The Coronavirus Aid, Relief, and Economic Security (CARES) Act, passed by the federal government and signed into law on March 30, authorizes expanded unemployment benefits for Americans. Due to the major economic crisis triggered by the COVID-19 pandemic, there are several distinctions from the traditional programs that states use to support employees who have been dismissed.
If you lost your job, have been furloughed or are experiencing a reduction in hours due to the coronavirus, there are some things you should know about the new law, including:
Benefits for victims of temporary layoffs and self-employed individuals — Under the CARES Act, payments are available for employees who are temporarily laid off due to coronavirus measures as well as self-employed individuals who have lost income. Traditionally, to receive unemployment benefits, you had to lose your job, but here you might be able to collect payment if you have been unable to report to your workplace because of a coronavirus quarantine or because you need to care for an afflicted family member.
Eligibility for independent contractors — Independent contractors should know that the CARES Act extends unemployment benefits to them as well. Gig workers and others who are hired on a project-by-project basis are encouraged to apply, even if they tried in the past and did not receive unemployment benefits.
Partial unemployment benefits may be awarded — Many states allow part-time workers to apply for unemployment benefits. Typically, these payments are based on the percentage someone works of the standard 40-hour week. Under the CARES Act, it may be easier to receive such benefits.
Additional pay for unemployment recipients — In addition to expanding eligibility, the CARES Act increases the weekly benefit amount that the states currently provide by $600. An end date for this additional payment was included in the initial bill, so you should check with your state or an attorney to see if it still applies.
Extended benefits — Most states offer around 26 weeks of unemployment benefits. That amount may be more or less depending on the jurisdiction. The CARES Act provides an additional 13 weeks of benefits for people who are still unemployed after their state benefit period runs out.

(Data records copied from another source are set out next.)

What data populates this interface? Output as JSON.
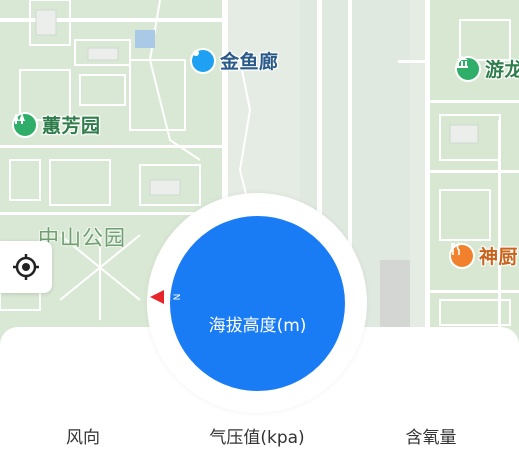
{
  "map": {
    "pois": [
      {
        "name": "金鱼廊",
        "icon": "location-pin-icon",
        "color": "#1ea1f2"
      },
      {
        "name": "蕙芳园",
        "icon": "park-icon",
        "color": "#2fae6a"
      },
      {
        "name": "游龙",
        "icon": "museum-icon",
        "color": "#2fae6a"
      },
      {
        "name": "神厨",
        "icon": "restaurant-icon",
        "color": "#f2812d"
      }
    ],
    "area_label": "中山公园"
  },
  "dial": {
    "center_label": "海拔高度(m)",
    "north_letter": "N",
    "accent_color": "#1a7cf5",
    "marker_color": "#e8242b"
  },
  "tabs": {
    "wind_direction": "风向",
    "pressure": "气压值(kpa)",
    "oxygen": "含氧量"
  }
}
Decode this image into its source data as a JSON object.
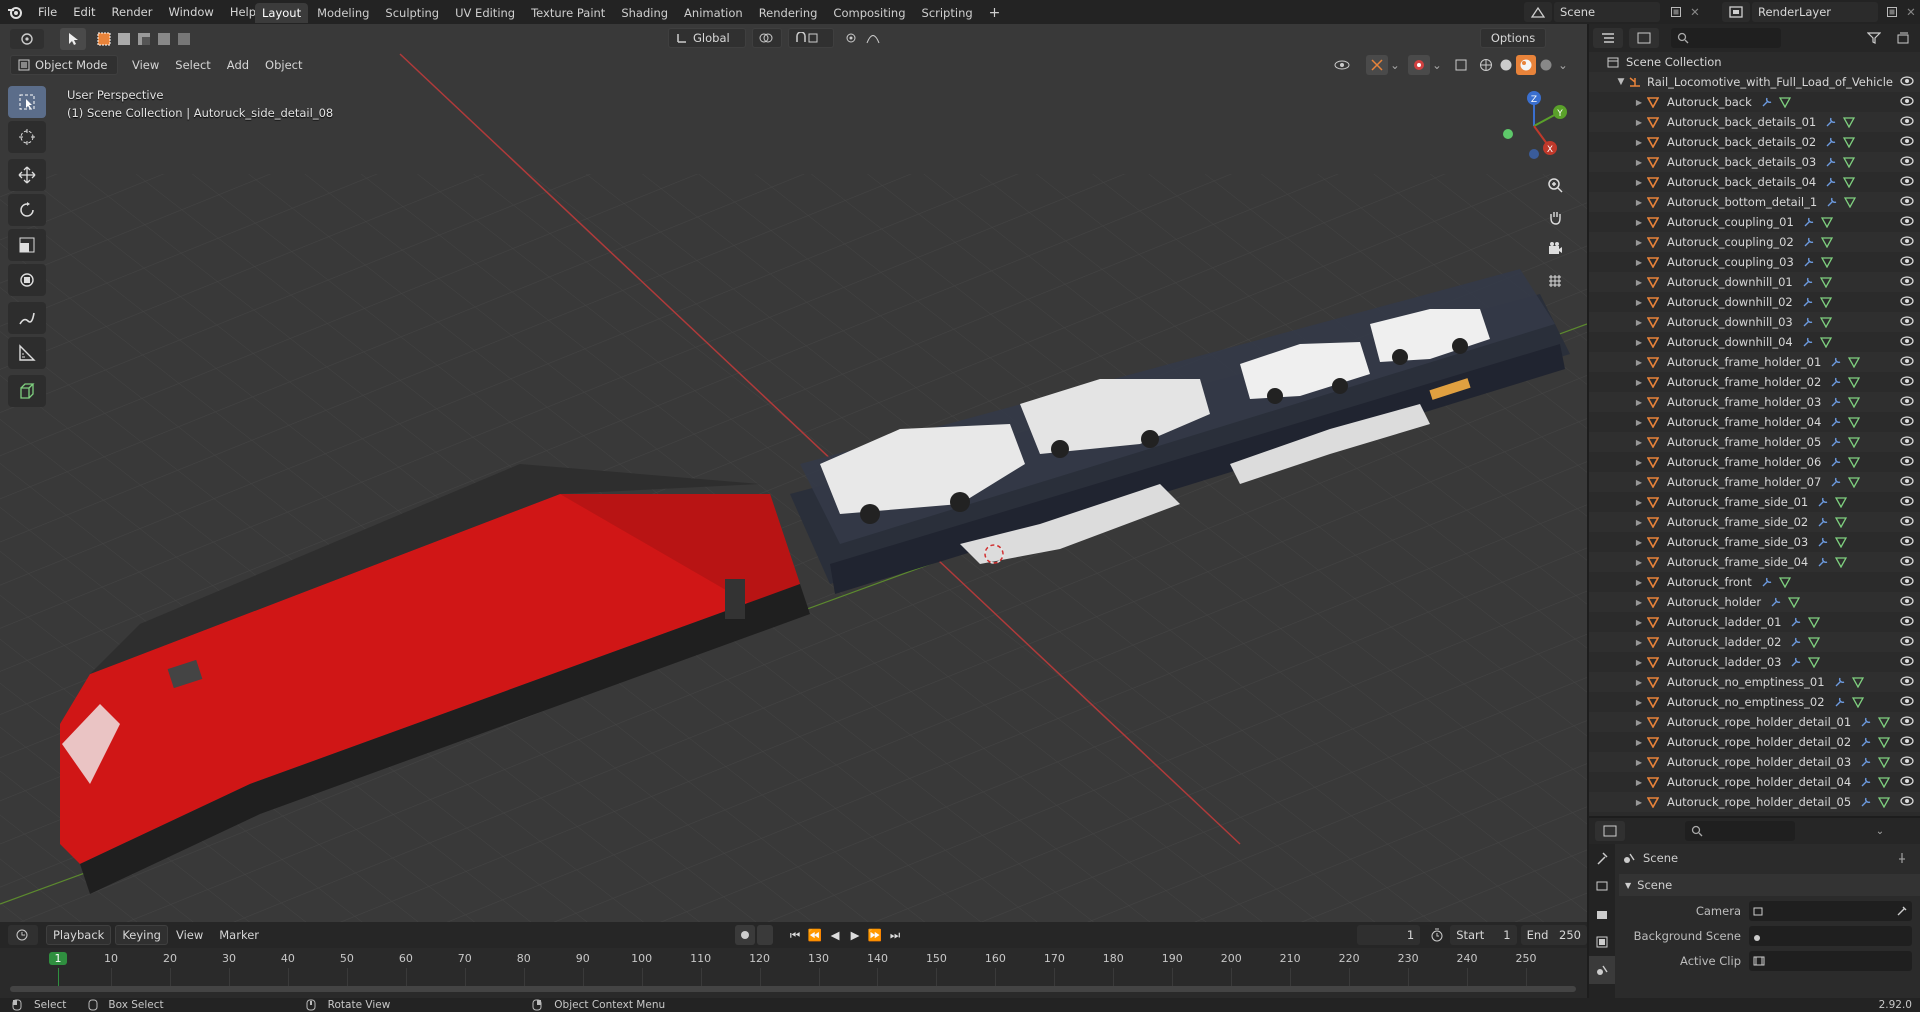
{
  "app": {
    "menus": [
      "File",
      "Edit",
      "Render",
      "Window",
      "Help"
    ],
    "workspaces": [
      "Layout",
      "Modeling",
      "Sculpting",
      "UV Editing",
      "Texture Paint",
      "Shading",
      "Animation",
      "Rendering",
      "Compositing",
      "Scripting"
    ],
    "active_workspace": "Layout",
    "scene_name": "Scene",
    "render_layer": "RenderLayer"
  },
  "viewport": {
    "transform_orientation": "Global",
    "options_label": "Options",
    "mode": "Object Mode",
    "header_menus": [
      "View",
      "Select",
      "Add",
      "Object"
    ],
    "perspective_label": "User Perspective",
    "collection_info": "(1) Scene Collection | Autoruck_side_detail_08",
    "gizmo_axes": {
      "x": "X",
      "y": "Y",
      "z": "Z"
    }
  },
  "outliner": {
    "root": "Scene Collection",
    "collection": "Rail_Locomotive_with_Full_Load_of_Vehicle",
    "items": [
      "Autoruck_back",
      "Autoruck_back_details_01",
      "Autoruck_back_details_02",
      "Autoruck_back_details_03",
      "Autoruck_back_details_04",
      "Autoruck_bottom_detail_1",
      "Autoruck_coupling_01",
      "Autoruck_coupling_02",
      "Autoruck_coupling_03",
      "Autoruck_downhill_01",
      "Autoruck_downhill_02",
      "Autoruck_downhill_03",
      "Autoruck_downhill_04",
      "Autoruck_frame_holder_01",
      "Autoruck_frame_holder_02",
      "Autoruck_frame_holder_03",
      "Autoruck_frame_holder_04",
      "Autoruck_frame_holder_05",
      "Autoruck_frame_holder_06",
      "Autoruck_frame_holder_07",
      "Autoruck_frame_side_01",
      "Autoruck_frame_side_02",
      "Autoruck_frame_side_03",
      "Autoruck_frame_side_04",
      "Autoruck_front",
      "Autoruck_holder",
      "Autoruck_ladder_01",
      "Autoruck_ladder_02",
      "Autoruck_ladder_03",
      "Autoruck_no_emptiness_01",
      "Autoruck_no_emptiness_02",
      "Autoruck_rope_holder_detail_01",
      "Autoruck_rope_holder_detail_02",
      "Autoruck_rope_holder_detail_03",
      "Autoruck_rope_holder_detail_04",
      "Autoruck_rope_holder_detail_05"
    ]
  },
  "properties": {
    "breadcrumb": "Scene",
    "panel_title": "Scene",
    "fields": [
      {
        "label": "Camera",
        "value": ""
      },
      {
        "label": "Background Scene",
        "value": ""
      },
      {
        "label": "Active Clip",
        "value": ""
      }
    ]
  },
  "timeline": {
    "menus": [
      "Playback",
      "Keying",
      "View",
      "Marker"
    ],
    "current_frame": "1",
    "start_label": "Start",
    "start": "1",
    "end_label": "End",
    "end": "250",
    "ticks": [
      "1",
      "10",
      "20",
      "30",
      "40",
      "50",
      "60",
      "70",
      "80",
      "90",
      "100",
      "110",
      "120",
      "130",
      "140",
      "150",
      "160",
      "170",
      "180",
      "190",
      "200",
      "210",
      "220",
      "230",
      "240",
      "250"
    ]
  },
  "status": {
    "select": "Select",
    "box_select": "Box Select",
    "rotate_view": "Rotate View",
    "context_menu": "Object Context Menu",
    "version": "2.92.0"
  },
  "colors": {
    "accent_orange": "#e8833a",
    "active_blue": "#5b6d8a",
    "locomotive_red": "#d01616",
    "axis_red": "#c0392b",
    "axis_green": "#5aa12a"
  }
}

Unemployment benefits vary by state. Due to an overwhelming increase in applicants, many states’ systems have been overburdened. This may lead to unwarranted denials of benefits for eligible individuals, as well as other problems. An experienced and knowledgeable employment attorney can help you navigate the unemployment benefit application process.